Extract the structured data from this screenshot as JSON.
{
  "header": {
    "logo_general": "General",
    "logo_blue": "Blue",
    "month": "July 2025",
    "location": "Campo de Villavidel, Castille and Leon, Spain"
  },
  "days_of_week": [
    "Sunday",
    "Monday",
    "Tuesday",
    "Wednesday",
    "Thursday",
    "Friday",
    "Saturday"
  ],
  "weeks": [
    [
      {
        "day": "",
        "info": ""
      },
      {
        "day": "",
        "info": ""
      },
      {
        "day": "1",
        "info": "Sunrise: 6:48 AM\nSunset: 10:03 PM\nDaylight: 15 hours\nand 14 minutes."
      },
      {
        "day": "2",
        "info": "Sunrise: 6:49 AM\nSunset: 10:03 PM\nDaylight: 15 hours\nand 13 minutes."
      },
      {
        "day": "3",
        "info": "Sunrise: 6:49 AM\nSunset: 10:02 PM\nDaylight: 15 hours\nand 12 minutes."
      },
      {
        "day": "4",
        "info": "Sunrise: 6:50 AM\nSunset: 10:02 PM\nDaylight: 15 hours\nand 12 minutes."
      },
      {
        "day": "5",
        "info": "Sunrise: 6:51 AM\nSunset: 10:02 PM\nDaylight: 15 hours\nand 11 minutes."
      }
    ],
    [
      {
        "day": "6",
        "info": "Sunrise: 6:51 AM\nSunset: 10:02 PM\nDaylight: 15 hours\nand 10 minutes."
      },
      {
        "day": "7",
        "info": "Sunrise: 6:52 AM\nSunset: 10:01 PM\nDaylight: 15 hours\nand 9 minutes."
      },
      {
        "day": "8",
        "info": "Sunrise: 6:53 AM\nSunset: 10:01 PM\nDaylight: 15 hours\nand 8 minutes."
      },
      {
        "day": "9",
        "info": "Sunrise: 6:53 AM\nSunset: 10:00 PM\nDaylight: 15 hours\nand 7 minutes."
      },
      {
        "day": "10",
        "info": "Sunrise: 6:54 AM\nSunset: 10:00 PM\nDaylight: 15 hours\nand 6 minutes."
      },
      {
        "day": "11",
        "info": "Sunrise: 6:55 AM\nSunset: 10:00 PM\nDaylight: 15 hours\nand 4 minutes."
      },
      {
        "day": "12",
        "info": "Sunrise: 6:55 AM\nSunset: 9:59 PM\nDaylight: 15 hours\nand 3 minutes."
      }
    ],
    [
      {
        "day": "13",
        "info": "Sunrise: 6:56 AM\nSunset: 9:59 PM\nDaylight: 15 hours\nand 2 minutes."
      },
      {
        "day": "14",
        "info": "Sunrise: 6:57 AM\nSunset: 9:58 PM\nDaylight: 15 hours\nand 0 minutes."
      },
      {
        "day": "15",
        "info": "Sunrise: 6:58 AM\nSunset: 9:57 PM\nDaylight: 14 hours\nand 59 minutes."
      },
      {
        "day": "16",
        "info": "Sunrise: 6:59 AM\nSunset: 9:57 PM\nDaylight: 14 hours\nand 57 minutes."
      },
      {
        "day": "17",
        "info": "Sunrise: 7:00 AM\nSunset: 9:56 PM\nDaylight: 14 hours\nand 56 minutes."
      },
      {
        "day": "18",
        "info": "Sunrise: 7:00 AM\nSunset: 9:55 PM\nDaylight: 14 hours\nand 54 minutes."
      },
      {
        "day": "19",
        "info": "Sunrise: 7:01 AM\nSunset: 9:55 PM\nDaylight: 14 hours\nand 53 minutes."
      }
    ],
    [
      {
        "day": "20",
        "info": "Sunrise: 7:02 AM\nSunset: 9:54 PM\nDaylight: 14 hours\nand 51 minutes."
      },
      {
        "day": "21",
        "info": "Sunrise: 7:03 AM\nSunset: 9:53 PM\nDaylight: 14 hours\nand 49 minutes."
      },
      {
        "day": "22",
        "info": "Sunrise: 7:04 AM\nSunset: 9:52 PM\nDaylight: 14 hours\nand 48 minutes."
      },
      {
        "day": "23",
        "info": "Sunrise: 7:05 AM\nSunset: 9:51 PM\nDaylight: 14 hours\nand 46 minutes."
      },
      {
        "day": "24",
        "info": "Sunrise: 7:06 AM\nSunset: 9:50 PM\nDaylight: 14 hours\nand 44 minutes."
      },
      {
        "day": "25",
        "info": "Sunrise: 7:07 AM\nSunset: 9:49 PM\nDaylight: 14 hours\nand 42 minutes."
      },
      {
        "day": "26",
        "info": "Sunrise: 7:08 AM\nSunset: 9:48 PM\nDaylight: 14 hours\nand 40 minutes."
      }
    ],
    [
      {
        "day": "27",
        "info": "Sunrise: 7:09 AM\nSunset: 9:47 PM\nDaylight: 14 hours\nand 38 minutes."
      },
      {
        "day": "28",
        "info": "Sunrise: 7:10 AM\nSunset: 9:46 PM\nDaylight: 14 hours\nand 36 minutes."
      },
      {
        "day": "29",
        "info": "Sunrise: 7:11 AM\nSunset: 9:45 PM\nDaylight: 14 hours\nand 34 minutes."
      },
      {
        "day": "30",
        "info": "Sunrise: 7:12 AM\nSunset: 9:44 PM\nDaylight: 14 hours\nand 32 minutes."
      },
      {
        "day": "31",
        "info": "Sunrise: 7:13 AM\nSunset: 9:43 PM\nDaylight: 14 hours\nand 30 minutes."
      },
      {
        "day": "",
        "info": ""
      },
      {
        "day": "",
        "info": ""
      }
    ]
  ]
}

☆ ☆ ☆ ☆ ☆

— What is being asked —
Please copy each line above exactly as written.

— Your response —
Extract the structured data from this screenshot as JSON.
{
  "header": {
    "logo_general": "General",
    "logo_blue": "Blue",
    "month": "July 2025",
    "location": "Campo de Villavidel, Castille and Leon, Spain"
  },
  "days_of_week": [
    "Sunday",
    "Monday",
    "Tuesday",
    "Wednesday",
    "Thursday",
    "Friday",
    "Saturday"
  ],
  "weeks": [
    [
      {
        "day": "",
        "info": ""
      },
      {
        "day": "",
        "info": ""
      },
      {
        "day": "1",
        "info": "Sunrise: 6:48 AM\nSunset: 10:03 PM\nDaylight: 15 hours\nand 14 minutes."
      },
      {
        "day": "2",
        "info": "Sunrise: 6:49 AM\nSunset: 10:03 PM\nDaylight: 15 hours\nand 13 minutes."
      },
      {
        "day": "3",
        "info": "Sunrise: 6:49 AM\nSunset: 10:02 PM\nDaylight: 15 hours\nand 12 minutes."
      },
      {
        "day": "4",
        "info": "Sunrise: 6:50 AM\nSunset: 10:02 PM\nDaylight: 15 hours\nand 12 minutes."
      },
      {
        "day": "5",
        "info": "Sunrise: 6:51 AM\nSunset: 10:02 PM\nDaylight: 15 hours\nand 11 minutes."
      }
    ],
    [
      {
        "day": "6",
        "info": "Sunrise: 6:51 AM\nSunset: 10:02 PM\nDaylight: 15 hours\nand 10 minutes."
      },
      {
        "day": "7",
        "info": "Sunrise: 6:52 AM\nSunset: 10:01 PM\nDaylight: 15 hours\nand 9 minutes."
      },
      {
        "day": "8",
        "info": "Sunrise: 6:53 AM\nSunset: 10:01 PM\nDaylight: 15 hours\nand 8 minutes."
      },
      {
        "day": "9",
        "info": "Sunrise: 6:53 AM\nSunset: 10:00 PM\nDaylight: 15 hours\nand 7 minutes."
      },
      {
        "day": "10",
        "info": "Sunrise: 6:54 AM\nSunset: 10:00 PM\nDaylight: 15 hours\nand 6 minutes."
      },
      {
        "day": "11",
        "info": "Sunrise: 6:55 AM\nSunset: 10:00 PM\nDaylight: 15 hours\nand 4 minutes."
      },
      {
        "day": "12",
        "info": "Sunrise: 6:55 AM\nSunset: 9:59 PM\nDaylight: 15 hours\nand 3 minutes."
      }
    ],
    [
      {
        "day": "13",
        "info": "Sunrise: 6:56 AM\nSunset: 9:59 PM\nDaylight: 15 hours\nand 2 minutes."
      },
      {
        "day": "14",
        "info": "Sunrise: 6:57 AM\nSunset: 9:58 PM\nDaylight: 15 hours\nand 0 minutes."
      },
      {
        "day": "15",
        "info": "Sunrise: 6:58 AM\nSunset: 9:57 PM\nDaylight: 14 hours\nand 59 minutes."
      },
      {
        "day": "16",
        "info": "Sunrise: 6:59 AM\nSunset: 9:57 PM\nDaylight: 14 hours\nand 57 minutes."
      },
      {
        "day": "17",
        "info": "Sunrise: 7:00 AM\nSunset: 9:56 PM\nDaylight: 14 hours\nand 56 minutes."
      },
      {
        "day": "18",
        "info": "Sunrise: 7:00 AM\nSunset: 9:55 PM\nDaylight: 14 hours\nand 54 minutes."
      },
      {
        "day": "19",
        "info": "Sunrise: 7:01 AM\nSunset: 9:55 PM\nDaylight: 14 hours\nand 53 minutes."
      }
    ],
    [
      {
        "day": "20",
        "info": "Sunrise: 7:02 AM\nSunset: 9:54 PM\nDaylight: 14 hours\nand 51 minutes."
      },
      {
        "day": "21",
        "info": "Sunrise: 7:03 AM\nSunset: 9:53 PM\nDaylight: 14 hours\nand 49 minutes."
      },
      {
        "day": "22",
        "info": "Sunrise: 7:04 AM\nSunset: 9:52 PM\nDaylight: 14 hours\nand 48 minutes."
      },
      {
        "day": "23",
        "info": "Sunrise: 7:05 AM\nSunset: 9:51 PM\nDaylight: 14 hours\nand 46 minutes."
      },
      {
        "day": "24",
        "info": "Sunrise: 7:06 AM\nSunset: 9:50 PM\nDaylight: 14 hours\nand 44 minutes."
      },
      {
        "day": "25",
        "info": "Sunrise: 7:07 AM\nSunset: 9:49 PM\nDaylight: 14 hours\nand 42 minutes."
      },
      {
        "day": "26",
        "info": "Sunrise: 7:08 AM\nSunset: 9:48 PM\nDaylight: 14 hours\nand 40 minutes."
      }
    ],
    [
      {
        "day": "27",
        "info": "Sunrise: 7:09 AM\nSunset: 9:47 PM\nDaylight: 14 hours\nand 38 minutes."
      },
      {
        "day": "28",
        "info": "Sunrise: 7:10 AM\nSunset: 9:46 PM\nDaylight: 14 hours\nand 36 minutes."
      },
      {
        "day": "29",
        "info": "Sunrise: 7:11 AM\nSunset: 9:45 PM\nDaylight: 14 hours\nand 34 minutes."
      },
      {
        "day": "30",
        "info": "Sunrise: 7:12 AM\nSunset: 9:44 PM\nDaylight: 14 hours\nand 32 minutes."
      },
      {
        "day": "31",
        "info": "Sunrise: 7:13 AM\nSunset: 9:43 PM\nDaylight: 14 hours\nand 30 minutes."
      },
      {
        "day": "",
        "info": ""
      },
      {
        "day": "",
        "info": ""
      }
    ]
  ]
}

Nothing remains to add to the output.